One of the things I like most about Washington, DC is that it's a city that attracts people from all over the country. Between the politically-minded who come here to work for their Senators and Congressmen, the students who flock to local universities, and those who are employed by the area's countless non-profits, NGOs and lobbying firms, each and every one of our 50 states are represented. Of course, this diversity can also lead to cross-cultural clashes, with generalizations about people from the north, south, east and west being bandied about at will (ok, so some of those are actually true), but for the most part DC is a place where Americans of all kinds can live, work and play together in harmony.

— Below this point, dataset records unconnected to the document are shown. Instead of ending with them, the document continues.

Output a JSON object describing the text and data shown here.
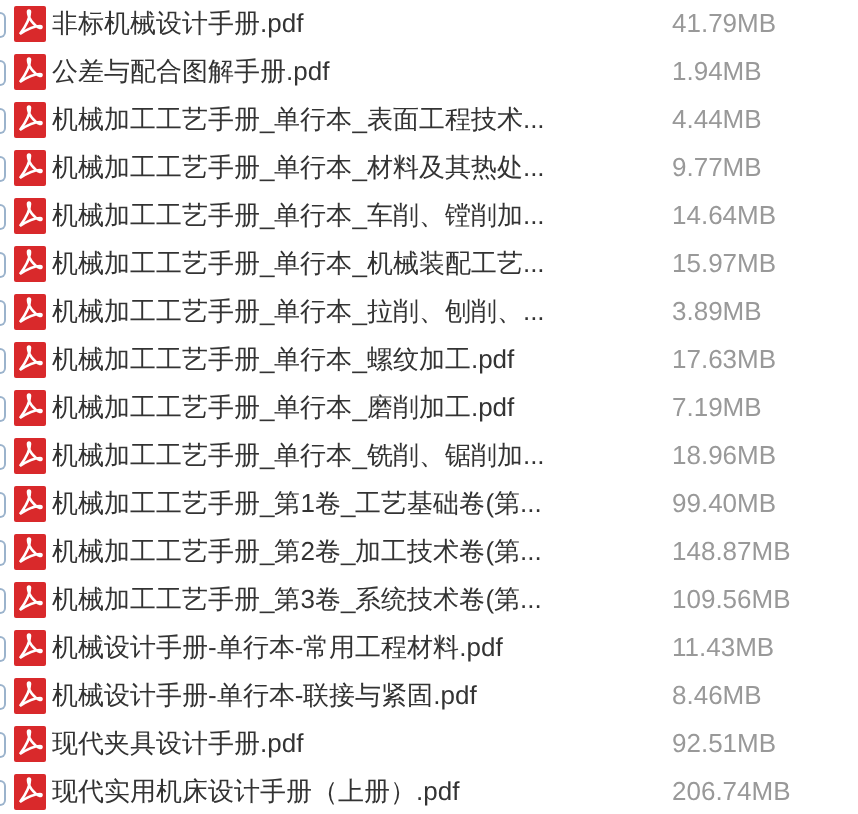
{
  "files": [
    {
      "name": "非标机械设计手册.pdf",
      "size": "41.79MB",
      "checked": false
    },
    {
      "name": "公差与配合图解手册.pdf",
      "size": "1.94MB",
      "checked": false
    },
    {
      "name": "机械加工工艺手册_单行本_表面工程技术...",
      "size": "4.44MB",
      "checked": false
    },
    {
      "name": "机械加工工艺手册_单行本_材料及其热处...",
      "size": "9.77MB",
      "checked": false
    },
    {
      "name": "机械加工工艺手册_单行本_车削、镗削加...",
      "size": "14.64MB",
      "checked": false
    },
    {
      "name": "机械加工工艺手册_单行本_机械装配工艺...",
      "size": "15.97MB",
      "checked": false
    },
    {
      "name": "机械加工工艺手册_单行本_拉削、刨削、...",
      "size": "3.89MB",
      "checked": false
    },
    {
      "name": "机械加工工艺手册_单行本_螺纹加工.pdf",
      "size": "17.63MB",
      "checked": false
    },
    {
      "name": "机械加工工艺手册_单行本_磨削加工.pdf",
      "size": "7.19MB",
      "checked": false
    },
    {
      "name": "机械加工工艺手册_单行本_铣削、锯削加...",
      "size": "18.96MB",
      "checked": false
    },
    {
      "name": "机械加工工艺手册_第1卷_工艺基础卷(第...",
      "size": "99.40MB",
      "checked": false
    },
    {
      "name": "机械加工工艺手册_第2卷_加工技术卷(第...",
      "size": "148.87MB",
      "checked": false
    },
    {
      "name": "机械加工工艺手册_第3卷_系统技术卷(第...",
      "size": "109.56MB",
      "checked": false
    },
    {
      "name": "机械设计手册-单行本-常用工程材料.pdf",
      "size": "11.43MB",
      "checked": false
    },
    {
      "name": "机械设计手册-单行本-联接与紧固.pdf",
      "size": "8.46MB",
      "checked": false
    },
    {
      "name": "现代夹具设计手册.pdf",
      "size": "92.51MB",
      "checked": false
    },
    {
      "name": "现代实用机床设计手册（上册）.pdf",
      "size": "206.74MB",
      "checked": false
    }
  ]
}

Meeting Americans from all over the United States has opened my eyes to fun facts I would not otherwise have known. In the three years I've been here, I've learned such useful things as the names of regional U.S. grocery store chains, how to correctly pronounce Akron, that people on the east coast say "10 of three" not "10 to three" when giving the time, and that not everyone knows what a fish fry is, what a V.F.W. is, or what pull tabs are. This past weekend I was invited to the birthday cookout of a friend and fellow blogger from Texas. She has been a wealth of information about life in the Lone Star State, but she saved her best tidbit for Sunday afternoon. Ladies and Gentlemen, I give you Dr. Pepper BBQ Sauce.

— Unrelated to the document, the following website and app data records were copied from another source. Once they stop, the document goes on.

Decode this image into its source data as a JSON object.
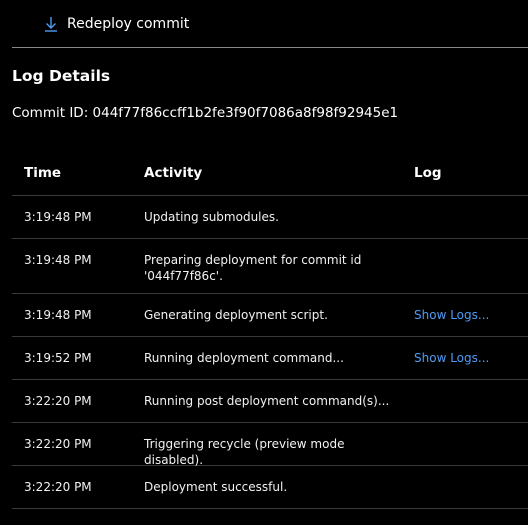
{
  "toolbar": {
    "redeploy_label": "Redeploy commit",
    "redeploy_icon": "download-arrow-icon",
    "accent_color": "#4f9cf4"
  },
  "log_details": {
    "title": "Log Details",
    "commit_line": "Commit ID: 044f77f86ccff1b2fe3f90f7086a8f98f92945e1"
  },
  "table": {
    "columns": [
      "Time",
      "Activity",
      "Log"
    ],
    "rows": [
      {
        "time": "3:19:48 PM",
        "activity": "Updating submodules.",
        "log": ""
      },
      {
        "time": "3:19:48 PM",
        "activity": "Preparing deployment for commit id '044f77f86c'.",
        "log": ""
      },
      {
        "time": "3:19:48 PM",
        "activity": "Generating deployment script.",
        "log": "Show Logs..."
      },
      {
        "time": "3:19:52 PM",
        "activity": "Running deployment command...",
        "log": "Show Logs..."
      },
      {
        "time": "3:22:20 PM",
        "activity": "Running post deployment command(s)...",
        "log": ""
      },
      {
        "time": "3:22:20 PM",
        "activity": "Triggering recycle (preview mode disabled).",
        "log": ""
      },
      {
        "time": "3:22:20 PM",
        "activity": "Deployment successful.",
        "log": ""
      }
    ]
  }
}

Don't be surprised if you've never heard of it until just now. Many of us who grew up north of the Mason-Dixon line have not had the pleasure of being able to purchase it in grocery stores. In fact, it's not even sold in DC. My friend had to go all the way to North Carolina to get some. If, by chance, you manage to get your hands on a bottle, say, by ordering it off the Internet, you won't be disappointed. The ribs I ate on Sunday were to die.